Hundreds of thousands march as divided Venezuela marks birthday of its democracy
Wednesday, January 23rd 2002, 12:00 am
News On 6
CARACAS, Venezuela (AP) _ Hundreds of thousands of Venezuelans celebrated their democracy's 44th birthday in divided fashion Wednesday with an unprecedented march against President Hugo Chavez and an impassioned defense of his revolution.
Banging pots, pans and drums, more than 100,000 people marched in Caracas to protest a government they say threatens liberties gained when a military-backed popular uprising ousted Venezuela's last dictator, Marcos Perez Jimenez, on Jan. 23, 1958.
Chavez, in turn, summoned more than 100,000 people to the streets to trumpet his three-year-old democratic revolution. Citing the twin marches, Chavez's ministers argued that his government tolerates dissent and isn't clamping down on the news media.
Wednesday's marches took separate paths, and more than 3,000 police and National Guard troops were on hand to deter violence. Government supporters and opponents clashed in December when a pro-Chavez mob stormed an opposition demonstration, and Chavez supporters recently have harassed Venezuelan journalists.
The presidency offered to protect reporters covering Wednesday's events. Independent TV stations shared footage to eliminate the need for roving camera crews who could be subject to attack.
Opposition leaders claim Chavez has accumulated authoritarian power through elections that replaced a discredited, opposition-controlled congress and supreme court. They had to change their march route to avoid clashes when Chavez organized his ``counter-march'' last week.

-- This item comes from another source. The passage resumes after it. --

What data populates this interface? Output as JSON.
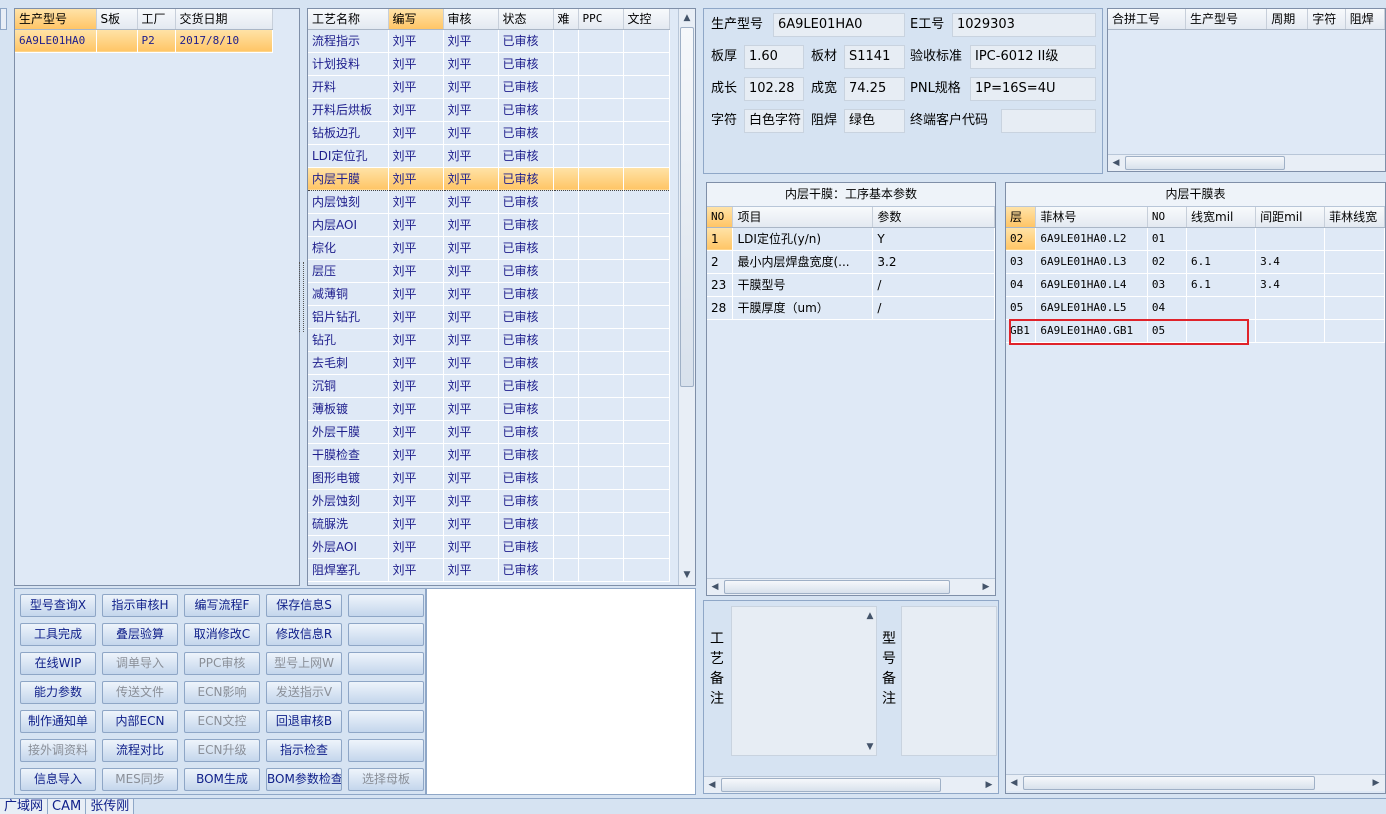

``The government has to listen, because this is the way most of the country feels. It wants democracy and respect for dissent,'' said Pedro Carmona, president of Fedecamaras, Venezuela's largest business confederation.

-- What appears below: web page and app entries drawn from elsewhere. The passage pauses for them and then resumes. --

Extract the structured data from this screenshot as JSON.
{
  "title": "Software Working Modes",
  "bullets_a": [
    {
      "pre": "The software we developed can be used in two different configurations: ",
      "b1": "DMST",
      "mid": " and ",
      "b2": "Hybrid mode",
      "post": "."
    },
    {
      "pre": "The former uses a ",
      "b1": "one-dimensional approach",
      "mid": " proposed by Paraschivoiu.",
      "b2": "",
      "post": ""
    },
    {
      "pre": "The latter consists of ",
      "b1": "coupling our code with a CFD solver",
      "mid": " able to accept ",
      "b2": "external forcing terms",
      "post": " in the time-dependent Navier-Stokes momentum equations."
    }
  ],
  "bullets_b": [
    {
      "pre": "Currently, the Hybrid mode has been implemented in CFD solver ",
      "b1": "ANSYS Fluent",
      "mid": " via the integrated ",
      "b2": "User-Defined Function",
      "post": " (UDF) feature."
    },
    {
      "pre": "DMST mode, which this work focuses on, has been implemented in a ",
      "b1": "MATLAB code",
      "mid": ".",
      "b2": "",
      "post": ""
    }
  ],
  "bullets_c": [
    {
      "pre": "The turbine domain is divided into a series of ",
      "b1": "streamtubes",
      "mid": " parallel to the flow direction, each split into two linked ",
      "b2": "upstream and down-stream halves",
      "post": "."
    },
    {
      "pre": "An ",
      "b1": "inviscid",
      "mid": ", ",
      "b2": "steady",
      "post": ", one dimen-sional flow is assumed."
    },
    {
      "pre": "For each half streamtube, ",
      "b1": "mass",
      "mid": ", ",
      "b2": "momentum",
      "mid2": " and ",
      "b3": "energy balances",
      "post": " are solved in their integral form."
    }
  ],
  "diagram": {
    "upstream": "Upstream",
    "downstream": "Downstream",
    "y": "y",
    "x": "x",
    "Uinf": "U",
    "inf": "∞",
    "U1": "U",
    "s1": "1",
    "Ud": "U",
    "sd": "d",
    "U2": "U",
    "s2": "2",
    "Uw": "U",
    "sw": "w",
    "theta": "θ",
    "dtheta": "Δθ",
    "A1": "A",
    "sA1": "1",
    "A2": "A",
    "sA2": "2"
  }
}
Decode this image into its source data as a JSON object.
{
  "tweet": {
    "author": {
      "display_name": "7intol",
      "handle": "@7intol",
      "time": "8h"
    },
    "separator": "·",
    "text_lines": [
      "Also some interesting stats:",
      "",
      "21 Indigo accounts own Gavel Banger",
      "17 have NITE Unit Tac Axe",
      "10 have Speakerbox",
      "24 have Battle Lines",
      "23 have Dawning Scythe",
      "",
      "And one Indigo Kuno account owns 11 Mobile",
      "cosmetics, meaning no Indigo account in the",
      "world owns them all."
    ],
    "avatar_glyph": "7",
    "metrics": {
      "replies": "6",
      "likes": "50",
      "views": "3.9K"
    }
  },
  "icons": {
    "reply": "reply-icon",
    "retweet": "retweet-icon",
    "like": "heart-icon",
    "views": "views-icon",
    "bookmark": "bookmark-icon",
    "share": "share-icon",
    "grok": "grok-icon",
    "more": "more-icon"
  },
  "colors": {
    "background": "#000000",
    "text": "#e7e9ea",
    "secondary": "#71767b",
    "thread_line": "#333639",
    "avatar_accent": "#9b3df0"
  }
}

Elected in 1998 with 80 percent of the vote, Chavez's popularity had slipped to about 35 percent by December. Many Venezuelans believe he spends too much time condemning his critics and too little tackling crime and creating jobs.

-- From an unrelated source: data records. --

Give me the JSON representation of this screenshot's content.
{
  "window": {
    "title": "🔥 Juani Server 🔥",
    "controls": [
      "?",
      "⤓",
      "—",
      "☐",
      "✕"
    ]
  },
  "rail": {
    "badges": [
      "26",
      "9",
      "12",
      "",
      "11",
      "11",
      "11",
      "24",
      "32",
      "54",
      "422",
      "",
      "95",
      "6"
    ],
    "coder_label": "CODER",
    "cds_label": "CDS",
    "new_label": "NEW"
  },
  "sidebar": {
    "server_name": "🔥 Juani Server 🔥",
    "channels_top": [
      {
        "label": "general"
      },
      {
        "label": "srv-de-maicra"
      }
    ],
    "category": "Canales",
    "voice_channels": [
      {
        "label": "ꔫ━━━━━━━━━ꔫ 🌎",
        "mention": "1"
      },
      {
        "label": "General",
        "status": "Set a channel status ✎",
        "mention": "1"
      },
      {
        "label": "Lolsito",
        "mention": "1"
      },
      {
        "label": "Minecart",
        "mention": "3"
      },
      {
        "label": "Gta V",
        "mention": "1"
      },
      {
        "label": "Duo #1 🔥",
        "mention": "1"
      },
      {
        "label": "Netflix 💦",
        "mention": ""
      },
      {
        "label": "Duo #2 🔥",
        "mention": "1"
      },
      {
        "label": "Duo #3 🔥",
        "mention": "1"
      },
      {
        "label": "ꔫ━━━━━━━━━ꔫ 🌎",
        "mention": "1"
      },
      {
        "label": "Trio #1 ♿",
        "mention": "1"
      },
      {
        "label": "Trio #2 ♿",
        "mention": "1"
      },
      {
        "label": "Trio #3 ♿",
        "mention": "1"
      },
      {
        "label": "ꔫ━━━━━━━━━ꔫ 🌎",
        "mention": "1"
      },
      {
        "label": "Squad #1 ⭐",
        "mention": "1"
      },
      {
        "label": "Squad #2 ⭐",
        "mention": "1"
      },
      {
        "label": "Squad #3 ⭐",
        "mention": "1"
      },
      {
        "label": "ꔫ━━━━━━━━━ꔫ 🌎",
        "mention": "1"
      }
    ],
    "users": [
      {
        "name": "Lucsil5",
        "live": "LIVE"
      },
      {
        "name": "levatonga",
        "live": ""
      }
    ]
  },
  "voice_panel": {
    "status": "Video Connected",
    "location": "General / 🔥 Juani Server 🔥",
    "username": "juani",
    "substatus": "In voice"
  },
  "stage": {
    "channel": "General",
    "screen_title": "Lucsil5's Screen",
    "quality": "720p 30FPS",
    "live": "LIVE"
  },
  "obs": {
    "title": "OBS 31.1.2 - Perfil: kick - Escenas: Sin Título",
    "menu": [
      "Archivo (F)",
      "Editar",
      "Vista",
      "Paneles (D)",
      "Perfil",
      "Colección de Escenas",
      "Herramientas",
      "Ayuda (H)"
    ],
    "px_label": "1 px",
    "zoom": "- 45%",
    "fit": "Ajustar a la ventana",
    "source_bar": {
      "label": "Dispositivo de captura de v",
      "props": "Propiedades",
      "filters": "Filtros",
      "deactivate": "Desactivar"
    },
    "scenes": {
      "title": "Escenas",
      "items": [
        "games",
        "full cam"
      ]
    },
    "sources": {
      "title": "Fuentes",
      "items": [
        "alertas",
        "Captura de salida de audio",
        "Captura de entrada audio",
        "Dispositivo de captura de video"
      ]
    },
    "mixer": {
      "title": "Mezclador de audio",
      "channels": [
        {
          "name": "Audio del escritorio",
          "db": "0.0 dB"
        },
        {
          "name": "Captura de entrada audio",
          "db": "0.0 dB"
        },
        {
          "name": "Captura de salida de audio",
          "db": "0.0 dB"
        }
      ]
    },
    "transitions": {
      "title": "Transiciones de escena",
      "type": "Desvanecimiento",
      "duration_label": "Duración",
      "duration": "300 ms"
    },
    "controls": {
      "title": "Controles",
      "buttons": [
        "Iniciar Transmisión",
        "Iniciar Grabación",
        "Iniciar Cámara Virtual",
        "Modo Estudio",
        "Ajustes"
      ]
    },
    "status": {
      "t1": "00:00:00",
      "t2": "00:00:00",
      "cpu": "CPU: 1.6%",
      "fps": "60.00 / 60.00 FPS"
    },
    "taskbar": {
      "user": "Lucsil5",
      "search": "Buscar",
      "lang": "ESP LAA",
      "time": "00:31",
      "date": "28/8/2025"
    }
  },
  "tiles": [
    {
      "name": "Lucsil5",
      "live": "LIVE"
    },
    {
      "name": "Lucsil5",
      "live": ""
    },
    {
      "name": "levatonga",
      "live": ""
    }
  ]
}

On Dec. 10, labor and business groups, surprised and angered by 49 economic laws decreed by Chavez, organized a general strike that virtually paralyzed the country.
The opposition said its march demonstrated unprecedented unity by including labor unionists, business leaders, conservative political parties and radical student groups.
Government supporters say their opponents are bent on toppling Chavez, a former army officer who led a failed coup in 1992. They say Venezuela's elite resent his efforts to redistribute wealth to the country's majority poor.
It was the first time as president that Chavez marked the anniversary of Venezuelan democracy. He previously celebrated the Feb. 4 anniversaries of his failed military coup _ and plans to do so again this year.